Exercise = Give the listing below again in full, exactly as written.

Information given =
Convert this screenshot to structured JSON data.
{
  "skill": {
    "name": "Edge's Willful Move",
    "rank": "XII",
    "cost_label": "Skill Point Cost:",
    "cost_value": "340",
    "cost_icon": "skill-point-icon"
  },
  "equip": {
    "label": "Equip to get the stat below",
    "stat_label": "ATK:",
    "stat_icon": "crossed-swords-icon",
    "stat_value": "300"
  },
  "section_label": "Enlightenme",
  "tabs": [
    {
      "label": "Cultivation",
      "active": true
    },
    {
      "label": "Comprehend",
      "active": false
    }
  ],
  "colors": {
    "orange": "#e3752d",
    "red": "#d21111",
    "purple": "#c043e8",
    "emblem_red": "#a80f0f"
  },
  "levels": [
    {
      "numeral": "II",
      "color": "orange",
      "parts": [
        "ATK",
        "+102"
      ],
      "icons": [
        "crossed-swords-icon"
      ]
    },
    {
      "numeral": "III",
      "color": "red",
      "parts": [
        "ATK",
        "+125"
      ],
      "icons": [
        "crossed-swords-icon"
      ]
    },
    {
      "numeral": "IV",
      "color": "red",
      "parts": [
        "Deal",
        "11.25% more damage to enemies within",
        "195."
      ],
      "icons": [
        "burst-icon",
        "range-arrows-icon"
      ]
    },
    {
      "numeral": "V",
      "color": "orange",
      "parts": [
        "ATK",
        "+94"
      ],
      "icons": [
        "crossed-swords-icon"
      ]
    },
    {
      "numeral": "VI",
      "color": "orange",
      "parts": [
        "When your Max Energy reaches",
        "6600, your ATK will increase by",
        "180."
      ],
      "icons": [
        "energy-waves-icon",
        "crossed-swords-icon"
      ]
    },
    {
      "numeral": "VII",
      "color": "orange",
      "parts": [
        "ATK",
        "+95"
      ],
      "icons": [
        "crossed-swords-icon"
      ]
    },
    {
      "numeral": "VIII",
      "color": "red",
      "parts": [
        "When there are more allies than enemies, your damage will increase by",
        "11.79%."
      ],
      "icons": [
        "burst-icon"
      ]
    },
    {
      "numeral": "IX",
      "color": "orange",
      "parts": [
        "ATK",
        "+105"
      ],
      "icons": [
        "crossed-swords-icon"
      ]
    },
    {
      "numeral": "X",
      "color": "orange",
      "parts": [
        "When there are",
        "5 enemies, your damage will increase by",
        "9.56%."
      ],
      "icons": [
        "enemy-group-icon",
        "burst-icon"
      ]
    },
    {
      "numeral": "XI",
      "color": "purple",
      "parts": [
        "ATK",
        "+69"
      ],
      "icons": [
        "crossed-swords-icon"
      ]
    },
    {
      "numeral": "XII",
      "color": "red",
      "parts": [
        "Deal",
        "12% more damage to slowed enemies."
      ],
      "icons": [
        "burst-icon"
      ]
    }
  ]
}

Task solution =
Convert this screenshot to structured JSON data.
{
  "skill": {
    "name": "Edge's Willful Move",
    "rank": "XII",
    "cost_label": "Skill Point Cost:",
    "cost_value": "340",
    "cost_icon": "skill-point-icon"
  },
  "equip": {
    "label": "Equip to get the stat below",
    "stat_label": "ATK:",
    "stat_icon": "crossed-swords-icon",
    "stat_value": "300"
  },
  "section_label": "Enlightenme",
  "tabs": [
    {
      "label": "Cultivation",
      "active": true
    },
    {
      "label": "Comprehend",
      "active": false
    }
  ],
  "colors": {
    "orange": "#e3752d",
    "red": "#d21111",
    "purple": "#c043e8",
    "emblem_red": "#a80f0f"
  },
  "levels": [
    {
      "numeral": "II",
      "color": "orange",
      "parts": [
        "ATK",
        "+102"
      ],
      "icons": [
        "crossed-swords-icon"
      ]
    },
    {
      "numeral": "III",
      "color": "red",
      "parts": [
        "ATK",
        "+125"
      ],
      "icons": [
        "crossed-swords-icon"
      ]
    },
    {
      "numeral": "IV",
      "color": "red",
      "parts": [
        "Deal",
        "11.25% more damage to enemies within",
        "195."
      ],
      "icons": [
        "burst-icon",
        "range-arrows-icon"
      ]
    },
    {
      "numeral": "V",
      "color": "orange",
      "parts": [
        "ATK",
        "+94"
      ],
      "icons": [
        "crossed-swords-icon"
      ]
    },
    {
      "numeral": "VI",
      "color": "orange",
      "parts": [
        "When your Max Energy reaches",
        "6600, your ATK will increase by",
        "180."
      ],
      "icons": [
        "energy-waves-icon",
        "crossed-swords-icon"
      ]
    },
    {
      "numeral": "VII",
      "color": "orange",
      "parts": [
        "ATK",
        "+95"
      ],
      "icons": [
        "crossed-swords-icon"
      ]
    },
    {
      "numeral": "VIII",
      "color": "red",
      "parts": [
        "When there are more allies than enemies, your damage will increase by",
        "11.79%."
      ],
      "icons": [
        "burst-icon"
      ]
    },
    {
      "numeral": "IX",
      "color": "orange",
      "parts": [
        "ATK",
        "+105"
      ],
      "icons": [
        "crossed-swords-icon"
      ]
    },
    {
      "numeral": "X",
      "color": "orange",
      "parts": [
        "When there are",
        "5 enemies, your damage will increase by",
        "9.56%."
      ],
      "icons": [
        "enemy-group-icon",
        "burst-icon"
      ]
    },
    {
      "numeral": "XI",
      "color": "purple",
      "parts": [
        "ATK",
        "+69"
      ],
      "icons": [
        "crossed-swords-icon"
      ]
    },
    {
      "numeral": "XII",
      "color": "red",
      "parts": [
        "Deal",
        "12% more damage to slowed enemies."
      ],
      "icons": [
        "burst-icon"
      ]
    }
  ]
}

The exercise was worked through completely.